For voters in the dark, here are five basic fright-night features of which to beware:
Spirits and ghosts of elections past rise to haunt the airwaves with endorsements.
Former President Bill Clinton appeared Thursday, as he has before, in support of Gov. Andrew M. Cuomo. Former New York City Mayor Rudy Giuliani Thursday endorsed fellow Republican Bruce Blakeman for Congress. Former Gov. George Pataki tweeted this week about his close associate, John Cahill, who's running for attorney general.
Some of these political apparitions from the 1990s had costume masks modeled after them many Halloweens ago. Their presence may impress some citizens -- or may prove as harmless as Casper to their endorsees' opponents.
Reading the language of some ballot propositions offers a one-way trip deep into the moonless woods.
For example, try figuring out for sure if State Proposition 1 really would advance New York toward a fairer redistricting process or if, as critics say, the referendum falls short. Plowing through its full 4,000-plus words, even hardy souls might flee screaming.

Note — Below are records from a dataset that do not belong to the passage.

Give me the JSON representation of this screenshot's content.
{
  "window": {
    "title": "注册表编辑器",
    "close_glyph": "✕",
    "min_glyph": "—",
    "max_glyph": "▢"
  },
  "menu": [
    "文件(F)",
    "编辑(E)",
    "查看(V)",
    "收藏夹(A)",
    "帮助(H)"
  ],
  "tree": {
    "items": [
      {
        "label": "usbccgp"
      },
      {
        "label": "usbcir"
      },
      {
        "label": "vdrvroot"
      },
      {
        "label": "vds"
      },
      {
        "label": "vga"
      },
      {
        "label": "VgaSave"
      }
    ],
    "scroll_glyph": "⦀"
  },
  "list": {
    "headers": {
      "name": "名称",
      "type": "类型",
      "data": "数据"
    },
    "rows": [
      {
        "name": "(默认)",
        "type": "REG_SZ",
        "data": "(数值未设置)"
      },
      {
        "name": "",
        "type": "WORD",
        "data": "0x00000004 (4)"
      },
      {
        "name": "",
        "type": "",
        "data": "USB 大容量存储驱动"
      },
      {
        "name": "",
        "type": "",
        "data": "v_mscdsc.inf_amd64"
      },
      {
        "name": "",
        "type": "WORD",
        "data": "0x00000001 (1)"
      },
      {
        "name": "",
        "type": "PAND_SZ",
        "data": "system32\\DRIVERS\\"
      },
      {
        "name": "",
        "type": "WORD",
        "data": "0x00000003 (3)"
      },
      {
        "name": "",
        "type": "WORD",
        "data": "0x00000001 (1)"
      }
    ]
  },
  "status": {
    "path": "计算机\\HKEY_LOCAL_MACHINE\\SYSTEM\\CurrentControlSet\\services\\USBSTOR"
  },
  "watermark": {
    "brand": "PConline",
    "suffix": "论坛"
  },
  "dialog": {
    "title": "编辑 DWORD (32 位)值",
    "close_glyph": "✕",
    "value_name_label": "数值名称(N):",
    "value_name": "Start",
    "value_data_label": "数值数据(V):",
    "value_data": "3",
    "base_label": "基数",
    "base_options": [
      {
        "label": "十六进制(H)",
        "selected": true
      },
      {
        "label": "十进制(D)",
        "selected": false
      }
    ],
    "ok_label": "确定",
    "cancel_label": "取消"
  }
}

Trick-or-treaters have nothing on phone canvassers, robocallers or fundraising emailers.
They'll keep trying to reach you until you want to huddle behind the door and pretend nobody's home.
But maybe these campaign callers should warrant sympathy rather than fear. As with trick-or-treating, that's how business is done. And unlike trick-or-treating, it isn't optional. In the light of day, campaigns need money and candidates need voters to show up at the polls.
Television and radio commercials may hint of doom if you vote the "wrong" way.
In fact, "scary" Halloween ads have become so campy that this season, Pennsylvania's Republican Gov. Tom Corbett attacked his Democratic challenger Tom Wolf with something garishly funny.
A chainsaw-wielding man faces the camera, removes a mask from his face, and says: "You think this is scary? Have you seen Tom Wolf's plan for raising the state income tax? . . . His higher taxes are so frightening, it even scares people who scare people for a living."
Scare efforts can run both ways between Democrats and Republicans. Senate Democrats have a commercial in Kentucky stating Republican leader Mitch McConnell "voted to gamble [Social Security] trust fund money in the stock market" where "40 percent of it could have been lost" in the 2008 market crash. McConnell blasts the attack as inaccurate.
General-election turnout, if it resembles turnout for the September primary, could give polling places the feel of abandoned cemeteries.
Fewer than one in 10 Democrats enrolled statewide took part in that party's Sept. 9 primary for governor. Low turnout, and other forms of nonparticipation, always threaten to be the biggest nightmare for a public that decides, in theory, who runs government.